Revision Rhinoplasty NY

doctor with notepad explaining to a patient



This is the third in a series of blogs on revision rhinoplasty. Last week, I reviewed my upcoming publication in “Archives of Facial Plastic Surgery” which chronicles the most common reasons patients seek revision rhinoplasty and why so many revisions are necessary.  Now I will summarize what makes a nose look “fixed.” This is becoming more and more of a concern for patients since there is so much information (and misinformation) now available on both bad and good plastic surgery.  The following characteristics are the most common tell-tale signs that a nose has been over-done:

  • Pinched tip
  • Pulled up nostrils
  • Deep creases above the nostrils
  • Tip “knuckles” called bossae
  • Narrow middle third with a chevron shaped dent called an inverted-V deformity
  • Scooped out profile

There are patients with these kinds of noses all over the country. While it is easy to criticize these noses, many were created in the 60’s and 70’s when this nose was actually in fashion. Additionally, the rhinoplasty procedure back then all about reduced, reduce, reduce. Doctors did little grafting, so bumps were shaved down to meet the lowest point in the nose. Now, if the nose starts too low or the tip is weak and what we call under-projected, grafts can be added to build up around the hump. That way, less hump is removed and a more balanced, more elegant nose is the result.

With my experience performing numerous revision rhinoplasties, I have learned what causes most of the abnormal findings that bring patients to my office for revisions. Rhinoplasty surgeons must be aware of all these potential consequences and what anatomic findings can lead to these problems if not recognized.

This is a comprehensive subject that could fill an entire chapter and more, but to summarize the highlights, starting from the tip up; nasal tip cartilages can be weak or strong. Each will react differently to surgery. Strong cartilages will maintain strength and can be shaped more easily. Weak cartilages can buckle and may need grafts to prevent over-narrowing.

The Middle third of the nose houses the internal nasal valve, the narrowest part of the airway. Removing a large hump and/or short nasal bones can lead to narrowing and the inverted-V deformity. Prophylactic spreader grafts can be used to prevent this over-narrowing.

Regarding the bony or top 1/3 of the nose; scooping out of the nose is more common when an osteotome or chisel is used to remove the bump, unless in very skilled hands.  With the exception of a very large bump, rasps are usually safer.

For a very quick summary of what I teach my fellows and residents:

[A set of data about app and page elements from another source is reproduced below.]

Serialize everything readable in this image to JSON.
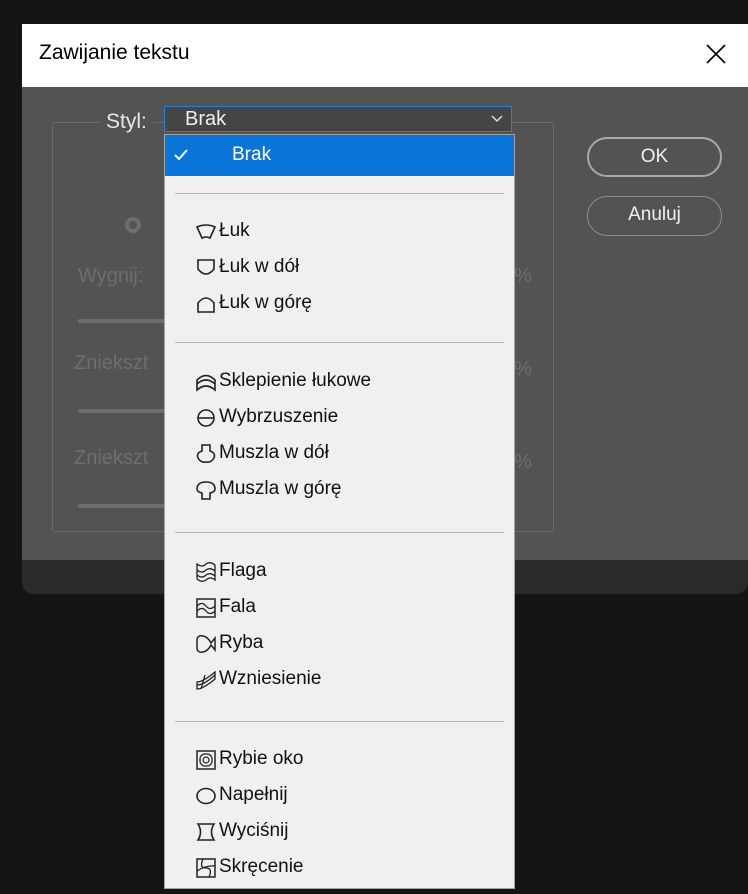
{
  "dialog": {
    "title": "Zawijanie tekstu",
    "style_label": "Styl:",
    "selected_style": "Brak",
    "ok_label": "OK",
    "cancel_label": "Anuluj",
    "faded_labels": {
      "bend": "Wygnij:",
      "hdistort": "Zniekszt",
      "vdistort": "Zniekszt",
      "percent": "%"
    }
  },
  "dropdown": {
    "selected": "Brak",
    "groups": [
      [
        {
          "label": "Łuk",
          "icon": "arc-icon"
        },
        {
          "label": "Łuk w dół",
          "icon": "arc-lower-icon"
        },
        {
          "label": "Łuk w górę",
          "icon": "arc-upper-icon"
        }
      ],
      [
        {
          "label": "Sklepienie łukowe",
          "icon": "arch-icon"
        },
        {
          "label": "Wybrzuszenie",
          "icon": "bulge-icon"
        },
        {
          "label": "Muszla w dół",
          "icon": "shell-lower-icon"
        },
        {
          "label": "Muszla w górę",
          "icon": "shell-upper-icon"
        }
      ],
      [
        {
          "label": "Flaga",
          "icon": "flag-icon"
        },
        {
          "label": "Fala",
          "icon": "wave-icon"
        },
        {
          "label": "Ryba",
          "icon": "fish-icon"
        },
        {
          "label": "Wzniesienie",
          "icon": "rise-icon"
        }
      ],
      [
        {
          "label": "Rybie oko",
          "icon": "fisheye-icon"
        },
        {
          "label": "Napełnij",
          "icon": "inflate-icon"
        },
        {
          "label": "Wyciśnij",
          "icon": "squeeze-icon"
        },
        {
          "label": "Skręcenie",
          "icon": "twist-icon"
        }
      ]
    ]
  },
  "colors": {
    "dialog_bg": "#535353",
    "highlight": "#0a74d8",
    "menu_bg": "#f0f0f0"
  }
}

  • Pinched tip: leave at least 7 mm of tip cartilage and narrow further with sutures
  • Pulled up nostrils: make sure that the cartilages aren’t naturally overly rotated upward if they are use grafts to support them
  • Deep creases above the nostrils: Don’t over-respect or over-narrow with sutures. If the tip needs a lot of narrowing use alar support grafts
  • Tip “knuckles” called bossae: if cartilages are weak, sew the domes (middle part) together
  • Narrow middle third with inverted-V deformity: watch out for anatomic prediliction as discussed above
  • Scooped out profile: be careful when removing the hump

In summary, rhinoplasty and even revision rhinoplasty can be a rewarding experience for patients and the surgeon if both are prepared. Steven J. Pearlman, MD, FACS